(Items from an interface collection)
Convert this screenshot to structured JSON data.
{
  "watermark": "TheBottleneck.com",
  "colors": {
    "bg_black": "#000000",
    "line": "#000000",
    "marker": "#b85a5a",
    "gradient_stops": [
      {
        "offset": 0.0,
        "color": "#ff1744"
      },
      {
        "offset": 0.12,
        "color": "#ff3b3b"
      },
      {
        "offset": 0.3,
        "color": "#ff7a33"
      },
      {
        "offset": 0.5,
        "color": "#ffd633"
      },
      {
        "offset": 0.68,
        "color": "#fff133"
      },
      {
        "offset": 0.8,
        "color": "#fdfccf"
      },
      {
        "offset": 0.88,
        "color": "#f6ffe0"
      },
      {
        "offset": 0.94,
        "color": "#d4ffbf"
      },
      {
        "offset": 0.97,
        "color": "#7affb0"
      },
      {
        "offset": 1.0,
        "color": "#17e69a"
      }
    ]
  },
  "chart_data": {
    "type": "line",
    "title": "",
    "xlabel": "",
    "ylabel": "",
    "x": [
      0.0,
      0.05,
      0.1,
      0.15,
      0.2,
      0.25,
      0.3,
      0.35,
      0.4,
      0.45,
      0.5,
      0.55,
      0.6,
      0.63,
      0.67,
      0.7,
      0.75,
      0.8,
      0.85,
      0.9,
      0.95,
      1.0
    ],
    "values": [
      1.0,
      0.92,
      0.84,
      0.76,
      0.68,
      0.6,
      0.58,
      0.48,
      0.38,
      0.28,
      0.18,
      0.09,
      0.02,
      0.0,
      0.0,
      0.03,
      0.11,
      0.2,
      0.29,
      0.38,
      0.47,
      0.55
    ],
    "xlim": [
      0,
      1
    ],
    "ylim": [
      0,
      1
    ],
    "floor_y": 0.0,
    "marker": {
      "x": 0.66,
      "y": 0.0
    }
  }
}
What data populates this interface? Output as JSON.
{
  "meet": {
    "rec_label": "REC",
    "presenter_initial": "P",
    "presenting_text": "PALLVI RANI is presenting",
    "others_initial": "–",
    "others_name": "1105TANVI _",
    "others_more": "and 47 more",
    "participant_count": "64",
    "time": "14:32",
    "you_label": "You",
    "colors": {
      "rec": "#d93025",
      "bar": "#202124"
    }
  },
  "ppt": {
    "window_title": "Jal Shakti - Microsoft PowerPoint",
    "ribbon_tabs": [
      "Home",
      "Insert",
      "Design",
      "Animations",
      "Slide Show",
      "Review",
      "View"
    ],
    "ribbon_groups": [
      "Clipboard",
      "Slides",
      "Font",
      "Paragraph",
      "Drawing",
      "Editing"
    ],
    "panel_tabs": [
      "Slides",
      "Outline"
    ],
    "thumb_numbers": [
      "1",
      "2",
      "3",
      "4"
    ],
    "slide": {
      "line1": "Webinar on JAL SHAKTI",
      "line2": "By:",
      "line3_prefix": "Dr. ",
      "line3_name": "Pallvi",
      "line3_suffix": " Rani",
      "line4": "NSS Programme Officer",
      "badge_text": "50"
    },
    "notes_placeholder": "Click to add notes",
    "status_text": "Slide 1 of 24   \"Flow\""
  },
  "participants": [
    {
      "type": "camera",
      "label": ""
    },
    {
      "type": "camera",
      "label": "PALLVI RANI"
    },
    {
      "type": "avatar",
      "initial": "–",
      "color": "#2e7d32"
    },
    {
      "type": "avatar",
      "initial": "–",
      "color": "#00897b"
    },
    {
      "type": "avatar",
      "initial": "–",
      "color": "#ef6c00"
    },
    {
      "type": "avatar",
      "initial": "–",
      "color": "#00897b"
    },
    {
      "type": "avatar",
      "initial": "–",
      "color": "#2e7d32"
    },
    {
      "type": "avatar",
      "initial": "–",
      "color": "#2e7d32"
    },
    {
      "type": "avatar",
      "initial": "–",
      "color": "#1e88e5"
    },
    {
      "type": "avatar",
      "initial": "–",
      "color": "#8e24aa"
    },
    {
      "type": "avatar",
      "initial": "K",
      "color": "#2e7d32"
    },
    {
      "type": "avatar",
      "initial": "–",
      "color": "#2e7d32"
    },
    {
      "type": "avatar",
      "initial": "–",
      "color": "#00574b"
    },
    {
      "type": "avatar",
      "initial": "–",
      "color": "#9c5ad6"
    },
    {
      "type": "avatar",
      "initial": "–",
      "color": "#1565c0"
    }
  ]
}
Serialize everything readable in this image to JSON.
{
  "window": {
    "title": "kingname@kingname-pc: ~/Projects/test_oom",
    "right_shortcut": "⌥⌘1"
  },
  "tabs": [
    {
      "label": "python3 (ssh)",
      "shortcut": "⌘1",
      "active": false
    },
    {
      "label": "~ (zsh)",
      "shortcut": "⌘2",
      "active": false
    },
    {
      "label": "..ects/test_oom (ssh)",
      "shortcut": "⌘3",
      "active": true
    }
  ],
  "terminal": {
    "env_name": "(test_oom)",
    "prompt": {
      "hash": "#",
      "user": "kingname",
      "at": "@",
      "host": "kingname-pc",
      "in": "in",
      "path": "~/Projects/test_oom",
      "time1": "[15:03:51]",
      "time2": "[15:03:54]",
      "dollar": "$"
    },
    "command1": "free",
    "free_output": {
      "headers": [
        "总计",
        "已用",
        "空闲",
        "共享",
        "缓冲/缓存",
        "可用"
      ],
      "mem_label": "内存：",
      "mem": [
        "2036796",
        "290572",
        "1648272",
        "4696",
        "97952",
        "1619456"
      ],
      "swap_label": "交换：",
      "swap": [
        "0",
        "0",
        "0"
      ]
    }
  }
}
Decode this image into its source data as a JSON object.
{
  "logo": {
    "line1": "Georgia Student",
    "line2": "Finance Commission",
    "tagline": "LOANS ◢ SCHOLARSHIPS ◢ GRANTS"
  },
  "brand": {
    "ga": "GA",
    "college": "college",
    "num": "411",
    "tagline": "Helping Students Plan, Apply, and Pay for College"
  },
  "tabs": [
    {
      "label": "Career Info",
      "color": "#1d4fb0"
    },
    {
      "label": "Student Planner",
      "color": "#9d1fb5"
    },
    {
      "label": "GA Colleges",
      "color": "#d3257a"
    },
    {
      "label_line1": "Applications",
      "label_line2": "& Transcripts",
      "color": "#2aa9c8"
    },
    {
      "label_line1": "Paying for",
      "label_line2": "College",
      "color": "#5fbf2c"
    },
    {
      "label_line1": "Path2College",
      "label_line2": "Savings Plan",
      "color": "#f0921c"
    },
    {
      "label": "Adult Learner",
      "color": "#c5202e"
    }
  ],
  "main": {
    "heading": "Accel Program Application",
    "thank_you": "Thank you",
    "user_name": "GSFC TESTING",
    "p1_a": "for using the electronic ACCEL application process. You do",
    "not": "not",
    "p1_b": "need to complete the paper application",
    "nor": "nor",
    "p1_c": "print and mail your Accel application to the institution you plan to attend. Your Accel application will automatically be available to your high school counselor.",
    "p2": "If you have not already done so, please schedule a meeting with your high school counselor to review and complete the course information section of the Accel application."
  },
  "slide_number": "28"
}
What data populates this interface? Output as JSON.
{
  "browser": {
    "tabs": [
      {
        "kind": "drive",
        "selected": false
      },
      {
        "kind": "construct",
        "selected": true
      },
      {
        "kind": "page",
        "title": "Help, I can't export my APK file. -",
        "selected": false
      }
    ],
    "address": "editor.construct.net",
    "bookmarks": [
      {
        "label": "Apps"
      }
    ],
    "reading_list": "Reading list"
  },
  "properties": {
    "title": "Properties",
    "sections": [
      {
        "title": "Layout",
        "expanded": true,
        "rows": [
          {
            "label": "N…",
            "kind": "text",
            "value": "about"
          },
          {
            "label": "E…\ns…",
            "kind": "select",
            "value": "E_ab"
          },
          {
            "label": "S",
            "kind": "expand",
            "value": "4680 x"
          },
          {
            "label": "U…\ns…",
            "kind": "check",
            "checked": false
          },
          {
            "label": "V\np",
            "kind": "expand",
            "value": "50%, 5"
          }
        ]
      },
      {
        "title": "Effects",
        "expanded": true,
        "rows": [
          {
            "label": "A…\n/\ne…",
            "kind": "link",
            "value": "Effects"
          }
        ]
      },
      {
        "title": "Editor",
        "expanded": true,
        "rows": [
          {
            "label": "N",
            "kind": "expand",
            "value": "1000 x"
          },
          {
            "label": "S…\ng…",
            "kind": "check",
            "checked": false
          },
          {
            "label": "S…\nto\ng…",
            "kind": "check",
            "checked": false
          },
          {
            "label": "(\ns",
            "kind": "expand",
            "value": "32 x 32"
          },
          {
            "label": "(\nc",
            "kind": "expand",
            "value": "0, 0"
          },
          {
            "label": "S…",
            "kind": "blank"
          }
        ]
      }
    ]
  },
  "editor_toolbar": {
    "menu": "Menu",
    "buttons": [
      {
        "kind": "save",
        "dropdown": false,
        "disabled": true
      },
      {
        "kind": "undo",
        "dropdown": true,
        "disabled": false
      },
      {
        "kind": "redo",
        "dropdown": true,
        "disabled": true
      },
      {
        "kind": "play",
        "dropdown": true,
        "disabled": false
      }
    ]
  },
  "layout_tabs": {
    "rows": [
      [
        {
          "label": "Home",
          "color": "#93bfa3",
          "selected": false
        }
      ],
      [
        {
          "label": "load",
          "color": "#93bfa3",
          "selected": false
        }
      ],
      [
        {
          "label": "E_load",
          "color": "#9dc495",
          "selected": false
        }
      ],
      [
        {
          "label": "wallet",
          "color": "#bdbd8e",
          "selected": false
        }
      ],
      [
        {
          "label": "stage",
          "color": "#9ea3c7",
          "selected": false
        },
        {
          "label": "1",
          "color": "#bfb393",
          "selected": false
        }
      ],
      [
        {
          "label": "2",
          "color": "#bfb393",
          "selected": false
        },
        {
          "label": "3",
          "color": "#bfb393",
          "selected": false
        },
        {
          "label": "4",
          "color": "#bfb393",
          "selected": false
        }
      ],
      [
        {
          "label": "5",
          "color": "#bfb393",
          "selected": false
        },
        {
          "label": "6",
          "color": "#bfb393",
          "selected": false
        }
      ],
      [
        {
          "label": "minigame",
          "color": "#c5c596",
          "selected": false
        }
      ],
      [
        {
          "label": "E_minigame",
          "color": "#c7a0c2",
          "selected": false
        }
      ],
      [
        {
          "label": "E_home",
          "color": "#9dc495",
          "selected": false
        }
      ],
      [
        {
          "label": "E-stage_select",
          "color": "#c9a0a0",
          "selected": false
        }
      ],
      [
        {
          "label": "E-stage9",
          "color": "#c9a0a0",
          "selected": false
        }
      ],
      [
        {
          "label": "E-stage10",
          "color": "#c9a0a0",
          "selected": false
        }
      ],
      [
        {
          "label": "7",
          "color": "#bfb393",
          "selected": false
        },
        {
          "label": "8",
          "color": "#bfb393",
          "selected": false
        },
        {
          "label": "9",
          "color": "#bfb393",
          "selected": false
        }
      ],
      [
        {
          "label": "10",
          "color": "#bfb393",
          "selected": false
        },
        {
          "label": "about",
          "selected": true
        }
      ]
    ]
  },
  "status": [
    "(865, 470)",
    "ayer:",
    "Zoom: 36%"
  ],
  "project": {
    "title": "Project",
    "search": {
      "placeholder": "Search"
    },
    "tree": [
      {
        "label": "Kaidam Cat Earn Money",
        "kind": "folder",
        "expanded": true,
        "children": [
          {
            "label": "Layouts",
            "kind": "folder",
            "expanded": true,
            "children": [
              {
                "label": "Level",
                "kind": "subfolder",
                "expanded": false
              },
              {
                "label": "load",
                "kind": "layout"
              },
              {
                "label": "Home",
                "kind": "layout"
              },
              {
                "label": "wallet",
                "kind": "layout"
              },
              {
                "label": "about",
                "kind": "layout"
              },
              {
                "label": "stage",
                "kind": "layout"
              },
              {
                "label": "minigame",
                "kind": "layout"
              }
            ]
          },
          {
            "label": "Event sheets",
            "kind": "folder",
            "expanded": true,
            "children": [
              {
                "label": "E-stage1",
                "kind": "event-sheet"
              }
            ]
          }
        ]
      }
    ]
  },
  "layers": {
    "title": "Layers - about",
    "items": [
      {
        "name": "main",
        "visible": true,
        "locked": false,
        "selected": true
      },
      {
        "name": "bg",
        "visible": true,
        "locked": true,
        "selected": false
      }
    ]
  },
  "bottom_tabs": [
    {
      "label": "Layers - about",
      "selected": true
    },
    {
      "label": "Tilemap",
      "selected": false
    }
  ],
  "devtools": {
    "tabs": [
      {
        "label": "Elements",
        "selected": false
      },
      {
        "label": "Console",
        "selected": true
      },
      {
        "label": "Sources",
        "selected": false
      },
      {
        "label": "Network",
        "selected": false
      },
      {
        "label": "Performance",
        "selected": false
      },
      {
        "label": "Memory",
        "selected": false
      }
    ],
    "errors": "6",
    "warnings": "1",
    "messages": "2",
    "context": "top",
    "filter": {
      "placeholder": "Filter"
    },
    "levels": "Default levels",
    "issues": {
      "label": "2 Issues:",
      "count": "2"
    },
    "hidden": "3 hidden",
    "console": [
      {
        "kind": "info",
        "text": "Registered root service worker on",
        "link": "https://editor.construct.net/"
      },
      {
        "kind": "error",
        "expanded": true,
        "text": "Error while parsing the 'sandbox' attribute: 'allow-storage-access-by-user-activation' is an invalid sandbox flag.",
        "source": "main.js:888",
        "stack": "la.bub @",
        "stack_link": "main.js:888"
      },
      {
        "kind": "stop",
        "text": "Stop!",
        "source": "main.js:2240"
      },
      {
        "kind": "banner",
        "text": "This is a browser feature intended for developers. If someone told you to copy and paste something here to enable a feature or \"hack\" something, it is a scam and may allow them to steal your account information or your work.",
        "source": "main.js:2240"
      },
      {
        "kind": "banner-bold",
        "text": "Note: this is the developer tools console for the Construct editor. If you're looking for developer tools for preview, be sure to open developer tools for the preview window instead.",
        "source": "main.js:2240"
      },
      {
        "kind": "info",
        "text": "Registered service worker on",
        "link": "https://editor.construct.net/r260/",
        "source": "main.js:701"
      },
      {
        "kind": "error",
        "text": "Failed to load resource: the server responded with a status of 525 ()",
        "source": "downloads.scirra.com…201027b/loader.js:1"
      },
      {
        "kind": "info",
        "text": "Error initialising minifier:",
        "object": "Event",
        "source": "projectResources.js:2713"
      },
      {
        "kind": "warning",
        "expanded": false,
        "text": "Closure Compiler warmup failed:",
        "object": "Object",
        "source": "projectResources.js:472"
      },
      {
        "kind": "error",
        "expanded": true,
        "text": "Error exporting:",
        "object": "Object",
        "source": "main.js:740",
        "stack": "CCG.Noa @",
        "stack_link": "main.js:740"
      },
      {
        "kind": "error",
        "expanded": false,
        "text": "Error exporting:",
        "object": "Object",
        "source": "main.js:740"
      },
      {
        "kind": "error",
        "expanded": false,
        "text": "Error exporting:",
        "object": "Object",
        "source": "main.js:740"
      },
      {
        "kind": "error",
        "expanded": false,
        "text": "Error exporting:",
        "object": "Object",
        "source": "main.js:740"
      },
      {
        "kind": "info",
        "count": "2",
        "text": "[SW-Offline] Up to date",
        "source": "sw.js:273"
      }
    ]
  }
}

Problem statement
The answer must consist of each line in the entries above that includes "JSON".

Response to the task
Convert this screenshot to structured JSON data.
What data populates this interface? Output as JSON.
Serialize everything readable in this image to JSON.
Decode this image into its source data as a JSON object.
What data populates this interface? Output as JSON.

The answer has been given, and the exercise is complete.